|International Classification||H02H1/06, H02H1/00, H02H3/087, H02H3/00|
|Cooperative Classification||H02H3/087, H02H1/06, H02H1/0069|
|European Classification||H02H3/087, H02H1/06, H02H1/00E2|
|Jul 3, 1989||AS||Assignment|
Owner name: WESTINGHOUSE ELECTRIC CORPORATION, WESTINGHOUSE BU
Free format text: ASSIGNMENT OF ASSIGNORS INTEREST.;ASSIGNORS:MURPHY, WILLIAM J.;ENGEL, JOSEPH C.;REEL/FRAME:005100/0248;SIGNING DATES FROM 19890626 TO 19890628
|Dec 10, 1993||FPAY||Fee payment|
Year of fee payment: 4
|Mar 2, 1998||FPAY||Fee payment|
Year of fee payment: 8

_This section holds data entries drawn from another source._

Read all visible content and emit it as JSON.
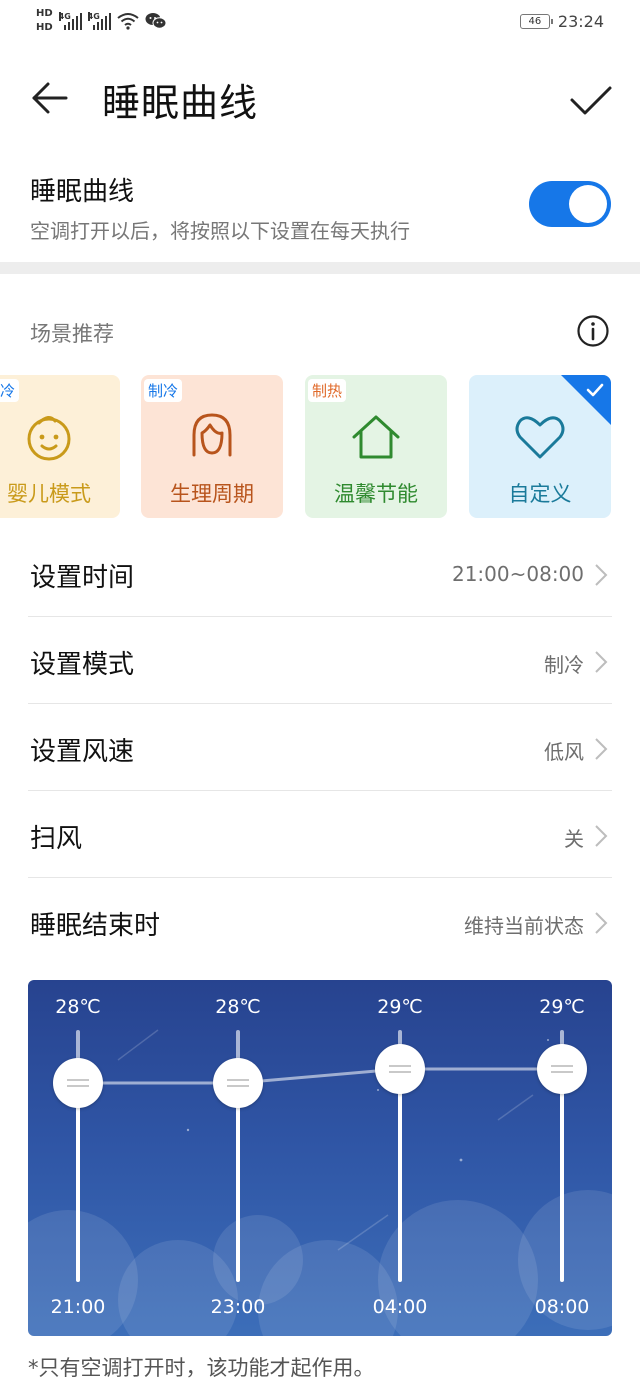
{
  "status_bar": {
    "hd1": "HD",
    "hd2": "HD",
    "sig1": "4G",
    "sig2": "4G",
    "battery": "46",
    "time": "23:24"
  },
  "app_bar": {
    "title": "睡眠曲线",
    "back_icon": "arrow-left-icon",
    "confirm_icon": "checkmark-icon"
  },
  "sleep_curve_toggle": {
    "title": "睡眠曲线",
    "subtitle": "空调打开以后，将按照以下设置在每天执行",
    "on": true,
    "color": "#1677e8"
  },
  "scenes": {
    "header": "场景推荐",
    "info_icon": "info-icon",
    "cards": [
      {
        "badge": "制冷",
        "name": "婴儿模式",
        "icon": "baby-face-icon",
        "bg": "#fdf0d8",
        "color": "#c99a1a",
        "badge_color": "#1677e8",
        "selected": false
      },
      {
        "badge": "制冷",
        "name": "生理周期",
        "icon": "woman-face-icon",
        "bg": "#fde4d6",
        "color": "#b8541c",
        "badge_color": "#1677e8",
        "selected": false
      },
      {
        "badge": "制热",
        "name": "温馨节能",
        "icon": "house-icon",
        "bg": "#e4f4e4",
        "color": "#2f8a2f",
        "badge_color": "#e06a2a",
        "selected": false
      },
      {
        "badge": "",
        "name": "自定义",
        "icon": "heart-icon",
        "bg": "#dcf0fb",
        "color": "#1a7a9a",
        "badge_color": "#1677e8",
        "selected": true
      }
    ]
  },
  "settings": [
    {
      "label": "设置时间",
      "value": "21:00~08:00"
    },
    {
      "label": "设置模式",
      "value": "制冷"
    },
    {
      "label": "设置风速",
      "value": "低风"
    },
    {
      "label": "扫风",
      "value": "关"
    },
    {
      "label": "睡眠结束时",
      "value": "维持当前状态"
    }
  ],
  "curve": {
    "points": [
      {
        "temp": "28℃",
        "time": "21:00",
        "value": 28
      },
      {
        "temp": "28℃",
        "time": "23:00",
        "value": 28
      },
      {
        "temp": "29℃",
        "time": "04:00",
        "value": 29
      },
      {
        "temp": "29℃",
        "time": "08:00",
        "value": 29
      }
    ]
  },
  "footnote": "*只有空调打开时，该功能才起作用。"
}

|Feb 26, 2002||FPAY||Fee payment|
Year of fee payment: 12